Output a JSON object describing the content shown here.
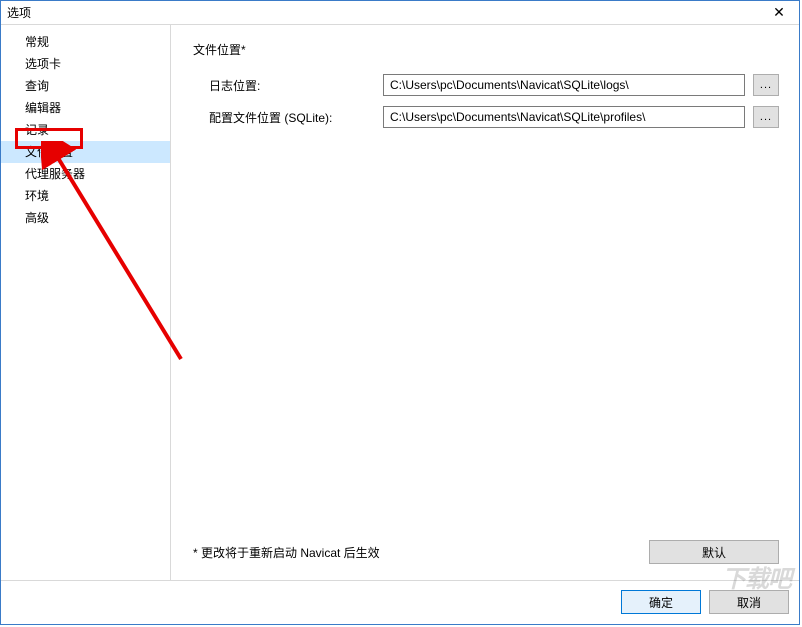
{
  "window": {
    "title": "选项"
  },
  "sidebar": {
    "items": [
      {
        "label": "常规"
      },
      {
        "label": "选项卡"
      },
      {
        "label": "查询"
      },
      {
        "label": "编辑器"
      },
      {
        "label": "记录"
      },
      {
        "label": "文件位置",
        "selected": true
      },
      {
        "label": "代理服务器"
      },
      {
        "label": "环境"
      },
      {
        "label": "高级"
      }
    ]
  },
  "content": {
    "section_title": "文件位置*",
    "rows": [
      {
        "label": "日志位置:",
        "value": "C:\\Users\\pc\\Documents\\Navicat\\SQLite\\logs\\"
      },
      {
        "label": "配置文件位置 (SQLite):",
        "value": "C:\\Users\\pc\\Documents\\Navicat\\SQLite\\profiles\\"
      }
    ],
    "browse_label": "...",
    "note": "* 更改将于重新启动 Navicat 后生效",
    "restore_label": "默认"
  },
  "buttons": {
    "ok": "确定",
    "cancel": "取消"
  },
  "watermark": "下载吧"
}
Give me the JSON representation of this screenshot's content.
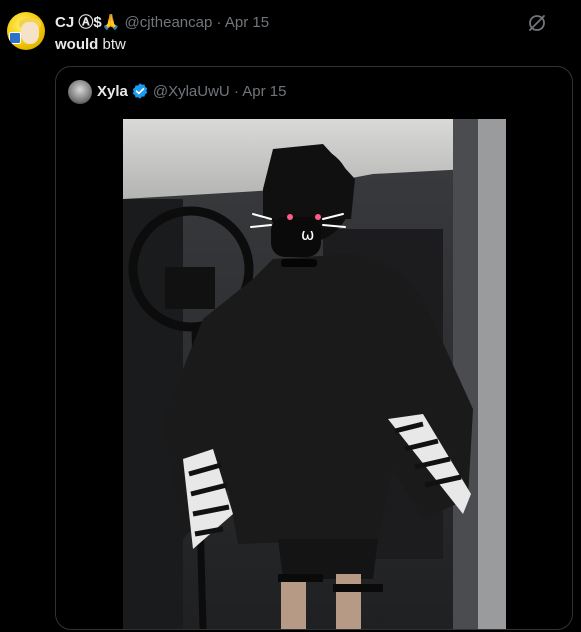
{
  "post": {
    "author_name": "CJ Ⓐ$🙏",
    "handle": "@cjtheancap",
    "separator": "·",
    "date": "Apr 15",
    "text_bold": "would",
    "text_rest": " btw"
  },
  "quote": {
    "author_name": "Xyla",
    "handle": "@XylaUwU",
    "separator": "·",
    "date": "Apr 15"
  },
  "icons": {
    "grok": "grok-icon",
    "verified": "verified-badge-icon"
  },
  "colors": {
    "background": "#000000",
    "text": "#e7e9ea",
    "muted": "#71767b",
    "verified": "#1d9bf0",
    "border": "#2f3336"
  }
}
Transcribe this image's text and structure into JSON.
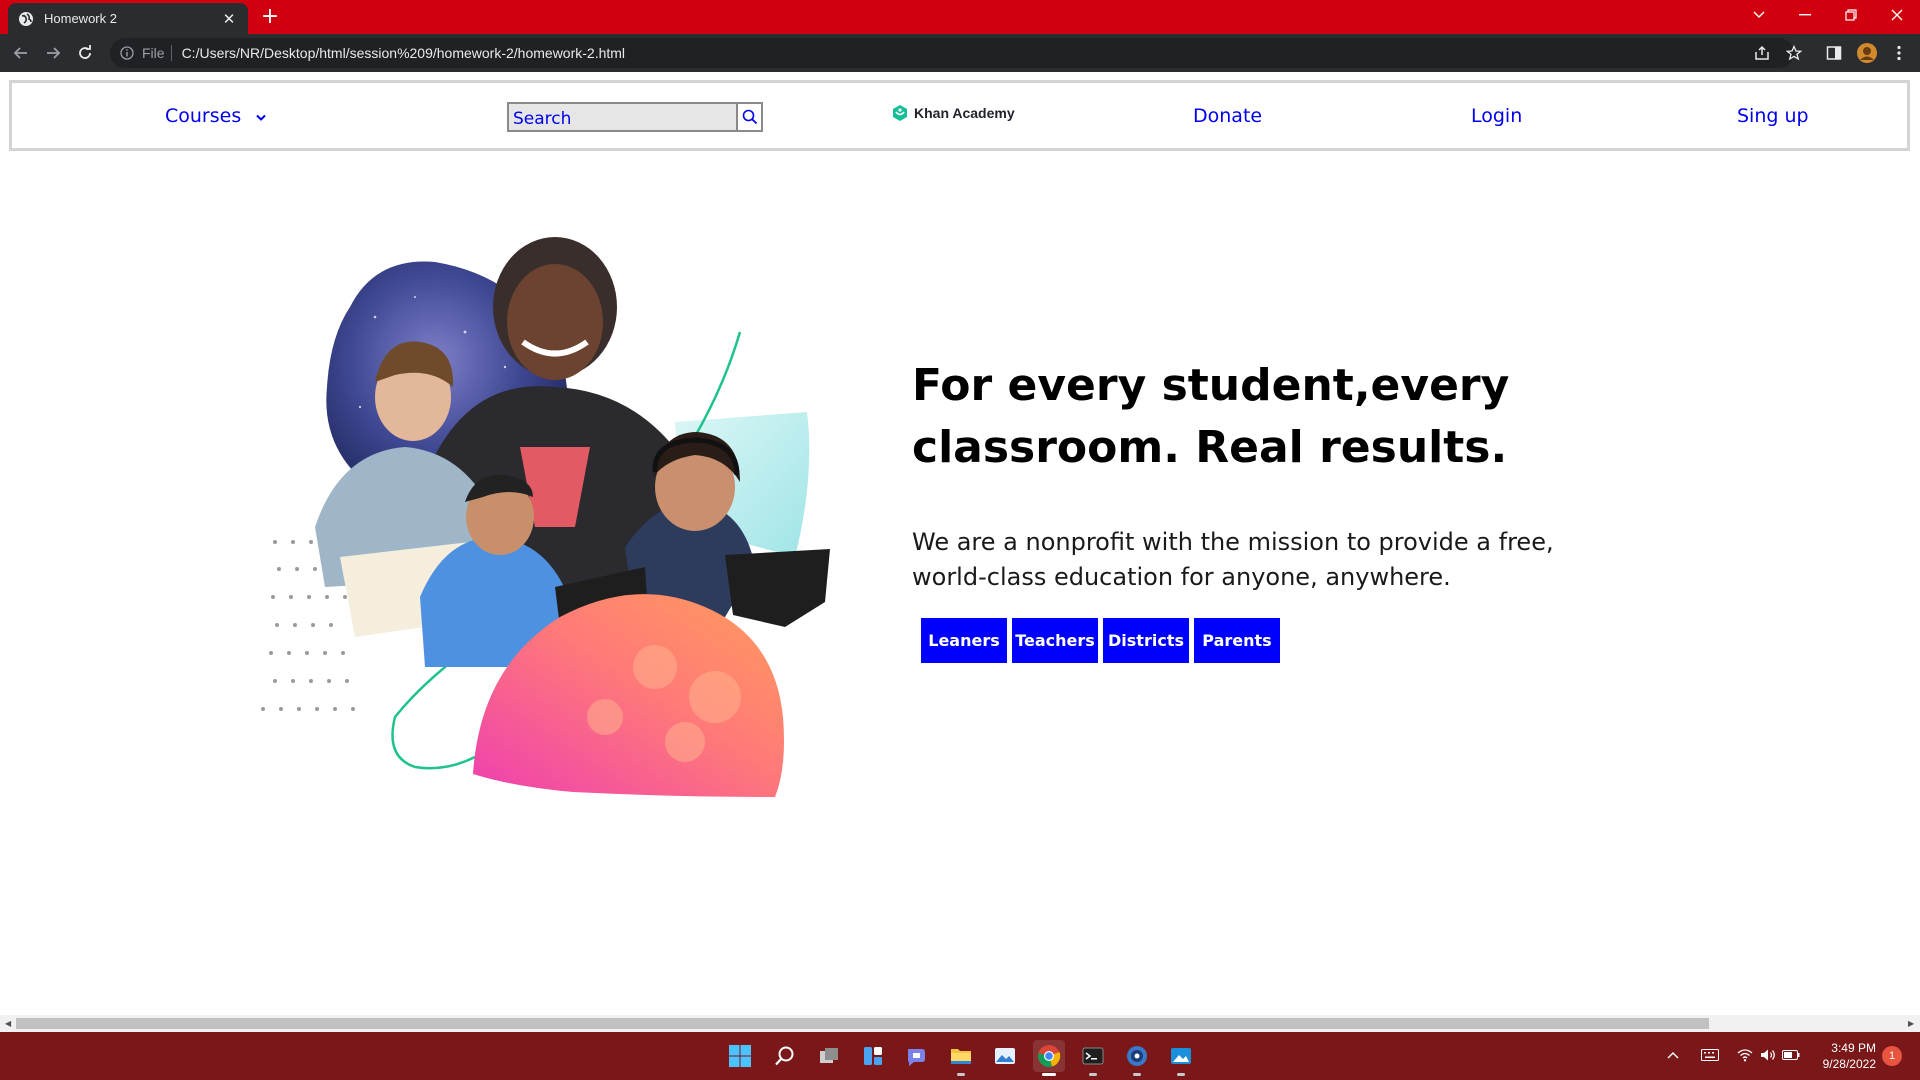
{
  "browser": {
    "tab_title": "Homework 2",
    "tab_close_glyph": "✕",
    "new_tab_glyph": "+",
    "scheme_label": "File",
    "url": "C:/Users/NR/Desktop/html/session%209/homework-2/homework-2.html",
    "accent_color": "#d1000f"
  },
  "site_nav": {
    "courses_label": "Courses",
    "search_placeholder": "Search",
    "brand_name": "Khan Academy",
    "donate_label": "Donate",
    "login_label": "Login",
    "signup_label": "Sing up",
    "link_color": "#0000ee"
  },
  "hero": {
    "title": "For every student,every classroom. Real results.",
    "subtitle": "We are a nonprofit with the mission to provide a free, world-class education for anyone, anywhere.",
    "buttons": [
      "Leaners",
      "Teachers",
      "Districts",
      "Parents"
    ],
    "button_color": "#0000ff",
    "image_icon": "students-collage"
  },
  "taskbar": {
    "apps": [
      "windows-start-icon",
      "search-icon",
      "task-view-icon",
      "widgets-icon",
      "teams-chat-icon",
      "file-explorer-icon",
      "photos-icon",
      "chrome-icon",
      "terminal-icon",
      "app-icon",
      "media-icon"
    ],
    "time": "3:49 PM",
    "date": "9/28/2022",
    "notification_count": "1",
    "background_color": "#7a1718"
  }
}
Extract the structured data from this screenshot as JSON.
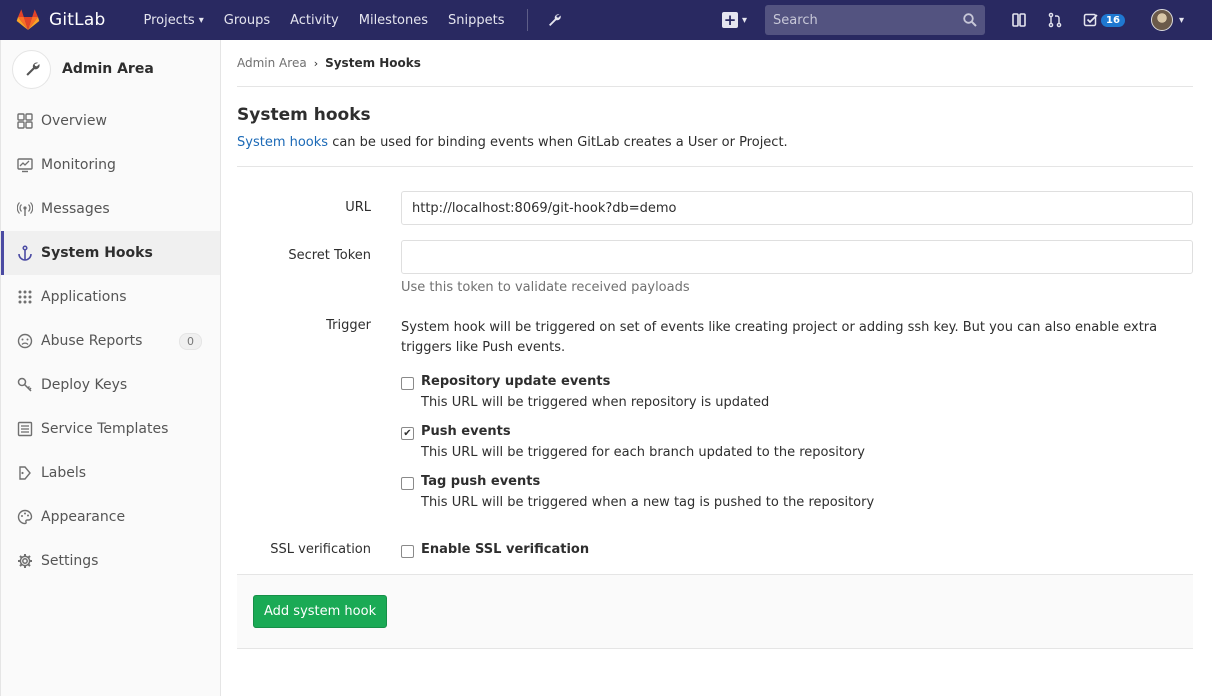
{
  "navbar": {
    "brand": "GitLab",
    "links": [
      {
        "label": "Projects",
        "has_caret": true
      },
      {
        "label": "Groups"
      },
      {
        "label": "Activity"
      },
      {
        "label": "Milestones"
      },
      {
        "label": "Snippets"
      }
    ],
    "search_placeholder": "Search",
    "todo_count": "16",
    "brand_color": "#292961"
  },
  "sidebar": {
    "title": "Admin Area",
    "items": [
      {
        "label": "Overview",
        "icon": "grid-icon"
      },
      {
        "label": "Monitoring",
        "icon": "monitor-icon"
      },
      {
        "label": "Messages",
        "icon": "broadcast-icon"
      },
      {
        "label": "System Hooks",
        "icon": "anchor-icon",
        "active": true
      },
      {
        "label": "Applications",
        "icon": "apps-icon"
      },
      {
        "label": "Abuse Reports",
        "icon": "abuse-icon",
        "badge": "0"
      },
      {
        "label": "Deploy Keys",
        "icon": "key-icon"
      },
      {
        "label": "Service Templates",
        "icon": "template-icon"
      },
      {
        "label": "Labels",
        "icon": "label-icon"
      },
      {
        "label": "Appearance",
        "icon": "palette-icon"
      },
      {
        "label": "Settings",
        "icon": "gear-icon"
      }
    ]
  },
  "breadcrumb": {
    "parent": "Admin Area",
    "current": "System Hooks"
  },
  "page": {
    "title": "System hooks",
    "desc_link": "System hooks",
    "desc_rest": " can be used for binding events when GitLab creates a User or Project."
  },
  "form": {
    "url_label": "URL",
    "url_value": "http://localhost:8069/git-hook?db=demo",
    "token_label": "Secret Token",
    "token_value": "",
    "token_help": "Use this token to validate received payloads",
    "trigger_label": "Trigger",
    "trigger_text": "System hook will be triggered on set of events like creating project or adding ssh key. But you can also enable extra triggers like Push events.",
    "triggers": [
      {
        "title": "Repository update events",
        "desc": "This URL will be triggered when repository is updated",
        "checked": false
      },
      {
        "title": "Push events",
        "desc": "This URL will be triggered for each branch updated to the repository",
        "checked": true
      },
      {
        "title": "Tag push events",
        "desc": "This URL will be triggered when a new tag is pushed to the repository",
        "checked": false
      }
    ],
    "ssl_label": "SSL verification",
    "ssl_title": "Enable SSL verification",
    "ssl_checked": false,
    "submit_label": "Add system hook"
  }
}
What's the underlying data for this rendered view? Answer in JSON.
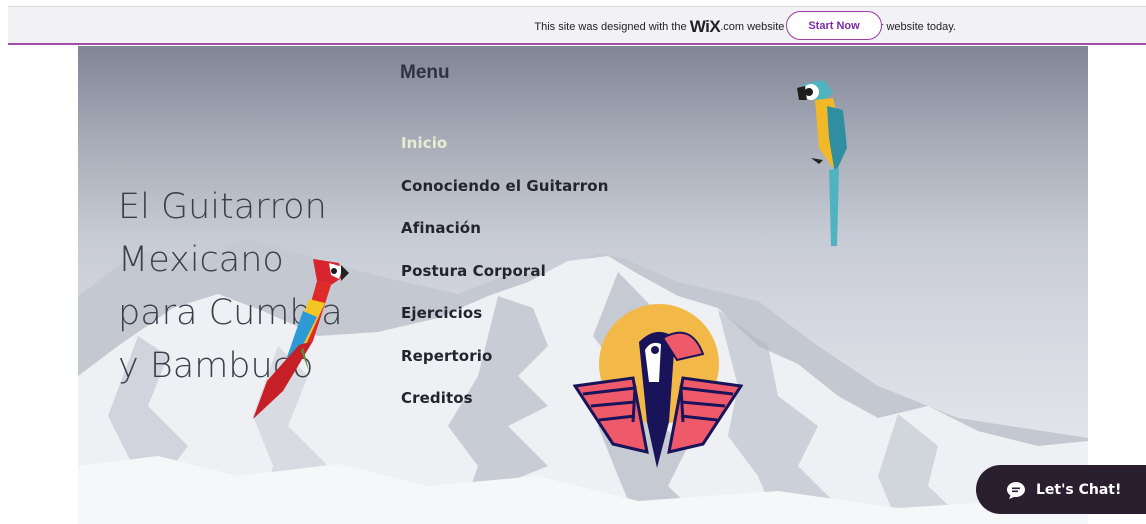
{
  "banner": {
    "text_before": "This site was designed with the ",
    "brand": "WiX",
    "text_after": ".com website builder. Create your website today.",
    "cta": "Start Now"
  },
  "hero": {
    "title_lines": [
      "El Guitarron",
      "Mexicano",
      "para Cumbia",
      "y Bambuco"
    ]
  },
  "menu": {
    "heading": "Menu",
    "items": [
      {
        "label": "Inicio",
        "active": true
      },
      {
        "label": "Conociendo el Guitarron",
        "active": false
      },
      {
        "label": "Afinación",
        "active": false
      },
      {
        "label": "Postura Corporal",
        "active": false
      },
      {
        "label": "Ejercicios",
        "active": false
      },
      {
        "label": "Repertorio",
        "active": false
      },
      {
        "label": "Creditos",
        "active": false
      }
    ]
  },
  "chat": {
    "label": "Let's Chat!",
    "icon": "chat-bubble-icon"
  },
  "illustrations": [
    "blue-yellow-macaw-icon",
    "red-macaw-icon",
    "toucan-emblem-icon"
  ],
  "colors": {
    "banner_accent": "#a24da6",
    "active_menu": "#e6eed0",
    "chat_bg": "#2a1f2f"
  }
}
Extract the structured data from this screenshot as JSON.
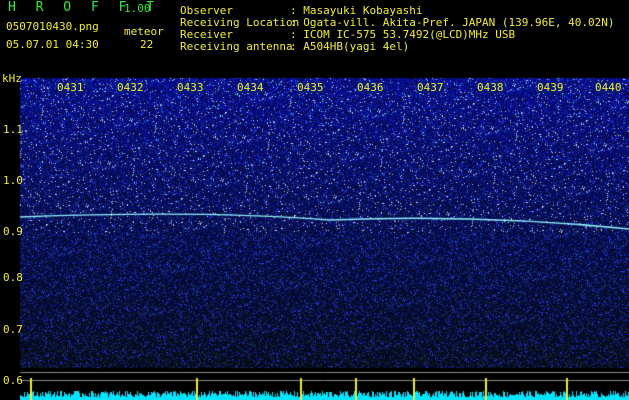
{
  "header": {
    "app_title": "H R O F F T",
    "version": "1.00",
    "filename": "0507010430.png",
    "meteor_label": "meteor",
    "datetime": "05.07.01 04:30",
    "meteor_count": "22"
  },
  "station_info": [
    {
      "key": "Observer",
      "value": ": Masayuki Kobayashi"
    },
    {
      "key": "Receiving Location",
      "value": ": Ogata-vill. Akita-Pref. JAPAN (139.96E, 40.02N)"
    },
    {
      "key": "Receiver",
      "value": ": ICOM IC-575 53.7492(@LCD)MHz USB"
    },
    {
      "key": "Receiving antenna",
      "value": ": A504HB(yagi 4el)"
    }
  ],
  "spectrogram": {
    "unit_label": "kHz",
    "freq_labels": [
      "1.1",
      "1.0",
      "0.9",
      "0.8",
      "0.7",
      "0.6"
    ],
    "time_labels": [
      "0431",
      "0432",
      "0433",
      "0434",
      "0435",
      "0436",
      "0437",
      "0438",
      "0439",
      "0440"
    ],
    "colors": {
      "text": "#f2ec3a",
      "title": "#36e83a",
      "trace": "#8ff0ff",
      "power": "#00e5ff"
    }
  }
}
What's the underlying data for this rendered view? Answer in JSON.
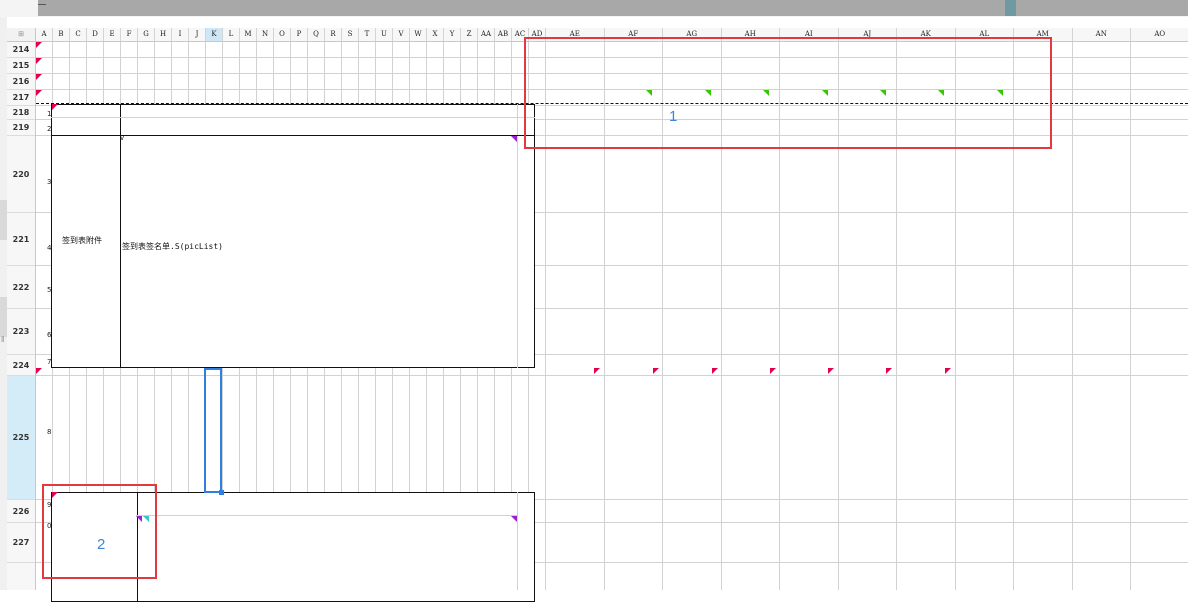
{
  "sheet": {
    "corner_label": "⊞",
    "columns": [
      "A",
      "B",
      "C",
      "D",
      "E",
      "F",
      "G",
      "H",
      "I",
      "J",
      "K",
      "L",
      "M",
      "N",
      "O",
      "P",
      "Q",
      "R",
      "S",
      "T",
      "U",
      "V",
      "W",
      "X",
      "Y",
      "Z",
      "AA",
      "AB",
      "AC",
      "AD",
      "AE",
      "AF",
      "AG",
      "AH",
      "AI",
      "AJ",
      "AK",
      "AL",
      "AM",
      "AN",
      "AO"
    ],
    "selected_column": "K",
    "rows": [
      "214",
      "215",
      "216",
      "217",
      "218",
      "219",
      "220",
      "221",
      "222",
      "223",
      "224",
      "225",
      "226",
      "227"
    ],
    "selected_row": "225",
    "inner_row_numbers": [
      "1",
      "2",
      "3",
      "4",
      "5",
      "6",
      "7",
      "8",
      "9",
      "0"
    ]
  },
  "cells": {
    "attachment_label": "签到表附件",
    "attachment_formula": "签到表签名单.S(picList)",
    "small_marker": "v"
  },
  "annotations": [
    {
      "label": "1",
      "color": "#e0393e",
      "label_color": "#3f83d9"
    },
    {
      "label": "2",
      "color": "#e0393e",
      "label_color": "#3f83d9"
    }
  ],
  "colors": {
    "selection": "#2d7fe0",
    "comment_red": "#e3004f",
    "comment_green": "#35c800",
    "comment_purple": "#9b1fd1",
    "comment_teal": "#38c7c7"
  }
}
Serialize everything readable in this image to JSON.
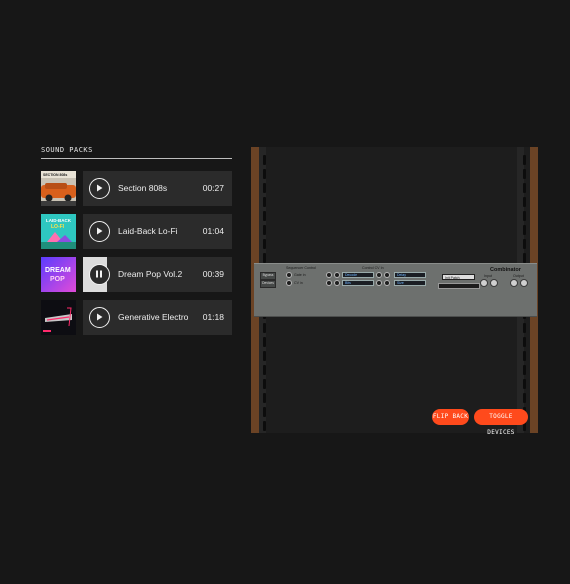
{
  "sound_packs": {
    "title": "SOUND PACKS",
    "items": [
      {
        "name": "Section 808s",
        "duration": "00:27",
        "cover_text": "SECTION 808s",
        "state": "play",
        "progress": 0
      },
      {
        "name": "Laid-Back Lo-Fi",
        "duration": "01:04",
        "cover_text": "LAID-BACK LO-FI",
        "state": "play",
        "progress": 0
      },
      {
        "name": "Dream Pop Vol.2",
        "duration": "00:39",
        "cover_text": "DREAM POP",
        "state": "pause",
        "progress": 0.16
      },
      {
        "name": "Generative Electro",
        "duration": "01:18",
        "cover_text": "ELECTRO",
        "state": "play",
        "progress": 0
      }
    ]
  },
  "rack": {
    "device": {
      "name": "Combinator",
      "sequencer_label": "Sequencer Control",
      "gate_label": "Gate in",
      "cv_label": "CV in",
      "select_label": "Select",
      "bypass_label": "Bypass",
      "devices_label": "Devices",
      "control_cv_label": "Control CV In",
      "selectors": [
        "Rotary 1",
        "Rotary 2",
        "Rotary 3",
        "Rotary 4"
      ],
      "selector_values": [
        "Decode",
        "Bits",
        "Delay",
        "Size"
      ],
      "patch_name": "Init Patch",
      "input_label": "Input",
      "output_label": "Output"
    }
  },
  "buttons": {
    "flip_back": "FLIP BACK",
    "toggle_devices": "TOGGLE DEVICES"
  },
  "colors": {
    "background": "#171717",
    "card": "#2b2b2b",
    "accent": "#ff4a1c",
    "rail_wood": "#6b4325",
    "device_panel": "#6d706e"
  }
}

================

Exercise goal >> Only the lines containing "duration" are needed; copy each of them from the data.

Answer box >>
        "duration": "00:27",
        "duration": "01:04",
        "duration": "00:39",
        "duration": "01:18",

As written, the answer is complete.